Reverend Darrell Mitchell ’51 attributes much of his success in his track career to his faith and time here at Morningside College.
Mitchell grew up in a home that was full of love, but it wasn’t until he began high school that his family became more serious about their faith. For Mitchell, it was as simple as saying grace at the dinner table with his sister to begin making faith more intentional. This moral growth continued all the way his senior year of high school when Mitchell gave his life to God and was called to go into ministry.
“It was Rev. John Ackman who helped me get enrolled at Morningside College. I chose [it] over any state institution because of their Christian values. With a faculty holding moral values and Christian organizations on campus, it built confidence in my life,” Mitchell said.
During his time at Morningside, Mitchell was a part of the religious student group, Kappa Chi. His understanding of the Bible grew, and he treasured the annual week of special chapel services the school offered.
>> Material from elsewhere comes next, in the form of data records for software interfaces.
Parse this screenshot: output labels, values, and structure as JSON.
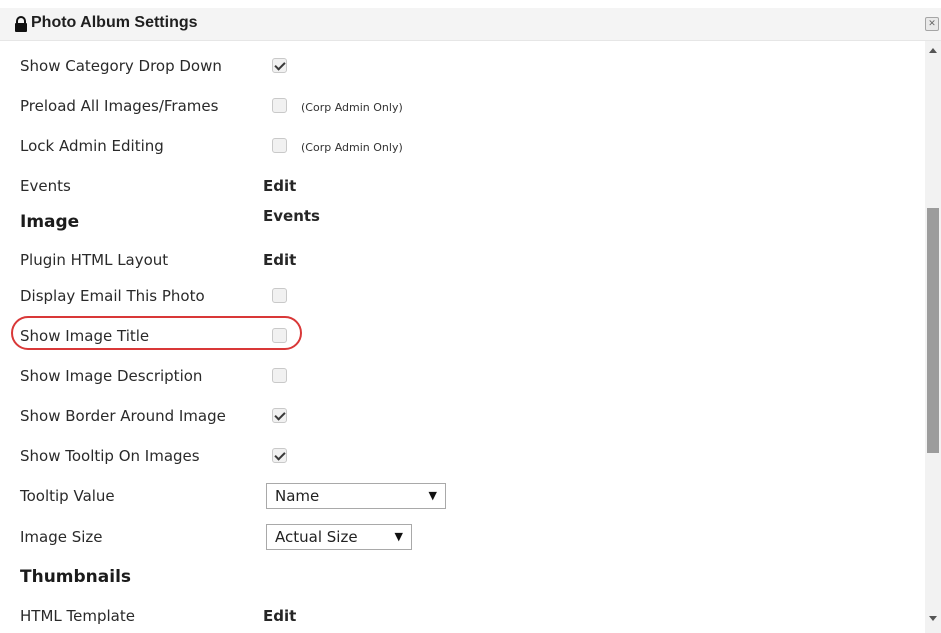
{
  "title": "Photo Album Settings",
  "close_label": "✕",
  "general": {
    "show_category_drop_down": {
      "label": "Show Category Drop Down",
      "checked": true
    },
    "preload_all_images": {
      "label": "Preload All Images/Frames",
      "checked": false,
      "note": "(Corp Admin Only)"
    },
    "lock_admin_editing": {
      "label": "Lock Admin Editing",
      "checked": false,
      "note": "(Corp Admin Only)"
    },
    "events": {
      "label": "Events",
      "link": "Edit Events"
    }
  },
  "image": {
    "heading": "Image",
    "plugin_html_layout": {
      "label": "Plugin HTML Layout",
      "link": "Edit"
    },
    "display_email_this_photo": {
      "label": "Display Email This Photo",
      "checked": false
    },
    "show_image_title": {
      "label": "Show Image Title",
      "checked": false
    },
    "show_image_description": {
      "label": "Show Image Description",
      "checked": false
    },
    "show_border_around_image": {
      "label": "Show Border Around Image",
      "checked": true
    },
    "show_tooltip_on_images": {
      "label": "Show Tooltip On Images",
      "checked": true
    },
    "tooltip_value": {
      "label": "Tooltip Value",
      "selected": "Name"
    },
    "image_size": {
      "label": "Image Size",
      "selected": "Actual Size"
    }
  },
  "thumbnails": {
    "heading": "Thumbnails",
    "html_template": {
      "label": "HTML Template",
      "link": "Edit"
    }
  },
  "colors": {
    "highlight": "#d93838",
    "titlebar": "#f4f4f4"
  },
  "icons": {
    "title": "lock-icon",
    "close": "close-icon",
    "select_arrow": "caret-down-icon"
  }
}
He was also given the opportunity to meet with Dr. Roadman, the president of Morningside, who gave him the book “The Ultimate Futility”.
“Dr. Roadman played a big part in making me think about making this a better world to live in. Mahatma Ghanaian, the great leader in India once said, ‘Be the change you wish to see in the world’,” Mitchell said.
Mitchell’s spiritual life was not the only part of his life that was cultivated while attending his undergrad. During his time at Morningside, his track and field career also flourished.
“In my senior year, I ran the 880-yard run in the North Central Conference Track Meet. I came in fifth place, with a time of 2:02. I earned my Morningside track letter that day,” Mitchell said.
When thinking back to the most memorable parts of his time on the track team, Mitchell recalls the relationships and support system he built. One particularly important relationship was a mentorship with Morningside Track and Football Coach George Allen.
“Coach Allen would always time me when running a 600 meter. He helped me to develop confidence in myself,” Mitchell said.
After graduating from Morningside, Mitchell attended Wesley Theological Seminary in Washington D.C. and then went on to do two years of clinical pastoral education at Topeka State Hospital in Topeka, Kan., and another year at the Methodist Medical Center in Kansas City, Kan. During his continued education, Mitchell’s love for track persisted. He continues to run and receive awards to this day.
“In the Iowa Senior Games, I have won over 200 gold medals and I am not sure how many silver and bronze medals. In the National Senior Games [alone] I have won two gold medals, five silver medals, and one bronze medal,” Mitchell said.
In addition to a long list of awards, Mitchell has been named to the Iowa Senior Games’ Hall of Fame. Underlying it all is his persistence in overcoming challenges he has faced throughout his career, including recovering from a torn hamstring in his right leg when he was 86 years old.
“One orthopedic doctor said, ‘Darrell, I think you should give up running’ and another doctor said, ‘Perhaps with physical therapy, you might be able to run again’. I took his advice and within three months of physical therapy and nine months of working out at our local YMCA, I was able to run and participate again,” Mitchell said.
And ever since his recovery, Mitchell has done nothing but thrive in his running career.
“When I was 90, I ran in the National Senior Games in Albuquerque, N.M. I won two gold medals in the 200 and 400 meters. When I crossed the finish line it was like my track coach, [Coach] Allen, was telling me ‘Come on, Mitch, you can do it,’” Mitchell said.
During this race, Mitchell decided to wear a special t-shirt that said, “Blessed are the peacemakers” and the verse Hebrew 12:1 to express his faith in a creative way. His wife and family members joined the celebration by wearing red shirts that said “Run, Darrell, Run”.
Mitchell has three values he lives by: working towards a peaceful world, treating his body as if it is a temple of God, and letting Christian hope enter into his life even when things do not go just right.
“With this kind of faith, endurance, and not giving up, has made [it possible for] me to become a national gold medalist,” Mitchell said.
His values not only allowed for his accomplishments on the track but also transferred to his work in social justice. In 2011, he was awarded the special award from the Methodist Federation of Social Action, of the United Methodist Church, in the Iowa Conference for his work in bringing peace and social justice in Israel, which he says felt like another gold medal achievement.
If you are interested in reading more about Mitchell and his faith, his book “Grandpa Darrell Rocks and Run” can be found in the Hickman-Johnson Furrow Learning Center.